(RECORDS TO USE):
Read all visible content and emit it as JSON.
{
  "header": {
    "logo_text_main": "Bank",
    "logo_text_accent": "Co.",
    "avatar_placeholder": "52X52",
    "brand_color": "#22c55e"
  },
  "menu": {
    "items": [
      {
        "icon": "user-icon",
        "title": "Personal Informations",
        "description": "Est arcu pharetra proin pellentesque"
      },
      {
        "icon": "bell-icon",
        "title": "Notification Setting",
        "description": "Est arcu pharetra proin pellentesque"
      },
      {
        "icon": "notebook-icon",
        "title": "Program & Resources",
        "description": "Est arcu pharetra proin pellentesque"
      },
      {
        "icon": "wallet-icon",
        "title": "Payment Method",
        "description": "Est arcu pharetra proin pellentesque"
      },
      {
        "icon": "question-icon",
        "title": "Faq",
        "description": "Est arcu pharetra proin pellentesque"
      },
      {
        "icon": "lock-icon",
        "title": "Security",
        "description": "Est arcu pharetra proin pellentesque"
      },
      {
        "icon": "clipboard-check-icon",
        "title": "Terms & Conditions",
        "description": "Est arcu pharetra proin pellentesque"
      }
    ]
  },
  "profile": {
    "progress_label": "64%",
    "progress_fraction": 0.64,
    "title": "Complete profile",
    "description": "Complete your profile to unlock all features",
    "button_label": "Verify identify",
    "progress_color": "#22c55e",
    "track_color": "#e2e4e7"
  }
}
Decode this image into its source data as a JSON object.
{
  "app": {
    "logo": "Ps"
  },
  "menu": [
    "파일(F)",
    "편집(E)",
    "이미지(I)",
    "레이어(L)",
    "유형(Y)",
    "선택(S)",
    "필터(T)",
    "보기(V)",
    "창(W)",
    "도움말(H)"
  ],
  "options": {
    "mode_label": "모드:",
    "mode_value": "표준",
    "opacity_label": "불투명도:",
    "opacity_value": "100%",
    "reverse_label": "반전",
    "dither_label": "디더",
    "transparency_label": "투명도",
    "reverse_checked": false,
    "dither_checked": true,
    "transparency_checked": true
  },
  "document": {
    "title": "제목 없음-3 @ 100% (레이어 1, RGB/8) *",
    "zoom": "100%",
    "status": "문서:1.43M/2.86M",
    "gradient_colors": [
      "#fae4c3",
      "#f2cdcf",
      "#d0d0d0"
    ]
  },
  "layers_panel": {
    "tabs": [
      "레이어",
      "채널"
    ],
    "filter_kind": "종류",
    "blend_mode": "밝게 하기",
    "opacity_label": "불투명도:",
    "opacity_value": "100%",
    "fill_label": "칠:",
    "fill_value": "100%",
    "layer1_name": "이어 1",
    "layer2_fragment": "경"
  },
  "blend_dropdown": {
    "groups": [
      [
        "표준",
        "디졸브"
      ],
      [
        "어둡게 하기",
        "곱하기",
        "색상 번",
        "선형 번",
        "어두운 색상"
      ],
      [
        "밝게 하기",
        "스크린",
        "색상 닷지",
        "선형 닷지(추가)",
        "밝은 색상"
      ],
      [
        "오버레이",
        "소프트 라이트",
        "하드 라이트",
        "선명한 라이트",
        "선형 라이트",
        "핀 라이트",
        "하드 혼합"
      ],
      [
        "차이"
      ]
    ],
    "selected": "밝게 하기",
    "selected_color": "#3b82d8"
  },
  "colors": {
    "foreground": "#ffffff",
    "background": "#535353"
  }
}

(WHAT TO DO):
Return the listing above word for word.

(RESPONSE TO THIS TASK):
Read all visible content and emit it as JSON.
{
  "header": {
    "logo_text_main": "Bank",
    "logo_text_accent": "Co.",
    "avatar_placeholder": "52X52",
    "brand_color": "#22c55e"
  },
  "menu": {
    "items": [
      {
        "icon": "user-icon",
        "title": "Personal Informations",
        "description": "Est arcu pharetra proin pellentesque"
      },
      {
        "icon": "bell-icon",
        "title": "Notification Setting",
        "description": "Est arcu pharetra proin pellentesque"
      },
      {
        "icon": "notebook-icon",
        "title": "Program & Resources",
        "description": "Est arcu pharetra proin pellentesque"
      },
      {
        "icon": "wallet-icon",
        "title": "Payment Method",
        "description": "Est arcu pharetra proin pellentesque"
      },
      {
        "icon": "question-icon",
        "title": "Faq",
        "description": "Est arcu pharetra proin pellentesque"
      },
      {
        "icon": "lock-icon",
        "title": "Security",
        "description": "Est arcu pharetra proin pellentesque"
      },
      {
        "icon": "clipboard-check-icon",
        "title": "Terms & Conditions",
        "description": "Est arcu pharetra proin pellentesque"
      }
    ]
  },
  "profile": {
    "progress_label": "64%",
    "progress_fraction": 0.64,
    "title": "Complete profile",
    "description": "Complete your profile to unlock all features",
    "button_label": "Verify identify",
    "progress_color": "#22c55e",
    "track_color": "#e2e4e7"
  }
}
Decode this image into its source data as a JSON object.
{
  "app": {
    "logo": "Ps"
  },
  "menu": [
    "파일(F)",
    "편집(E)",
    "이미지(I)",
    "레이어(L)",
    "유형(Y)",
    "선택(S)",
    "필터(T)",
    "보기(V)",
    "창(W)",
    "도움말(H)"
  ],
  "options": {
    "mode_label": "모드:",
    "mode_value": "표준",
    "opacity_label": "불투명도:",
    "opacity_value": "100%",
    "reverse_label": "반전",
    "dither_label": "디더",
    "transparency_label": "투명도",
    "reverse_checked": false,
    "dither_checked": true,
    "transparency_checked": true
  },
  "document": {
    "title": "제목 없음-3 @ 100% (레이어 1, RGB/8) *",
    "zoom": "100%",
    "status": "문서:1.43M/2.86M",
    "gradient_colors": [
      "#fae4c3",
      "#f2cdcf",
      "#d0d0d0"
    ]
  },
  "layers_panel": {
    "tabs": [
      "레이어",
      "채널"
    ],
    "filter_kind": "종류",
    "blend_mode": "밝게 하기",
    "opacity_label": "불투명도:",
    "opacity_value": "100%",
    "fill_label": "칠:",
    "fill_value": "100%",
    "layer1_name": "이어 1",
    "layer2_fragment": "경"
  },
  "blend_dropdown": {
    "groups": [
      [
        "표준",
        "디졸브"
      ],
      [
        "어둡게 하기",
        "곱하기",
        "색상 번",
        "선형 번",
        "어두운 색상"
      ],
      [
        "밝게 하기",
        "스크린",
        "색상 닷지",
        "선형 닷지(추가)",
        "밝은 색상"
      ],
      [
        "오버레이",
        "소프트 라이트",
        "하드 라이트",
        "선명한 라이트",
        "선형 라이트",
        "핀 라이트",
        "하드 혼합"
      ],
      [
        "차이"
      ]
    ],
    "selected": "밝게 하기",
    "selected_color": "#3b82d8"
  },
  "colors": {
    "foreground": "#ffffff",
    "background": "#535353"
  }
}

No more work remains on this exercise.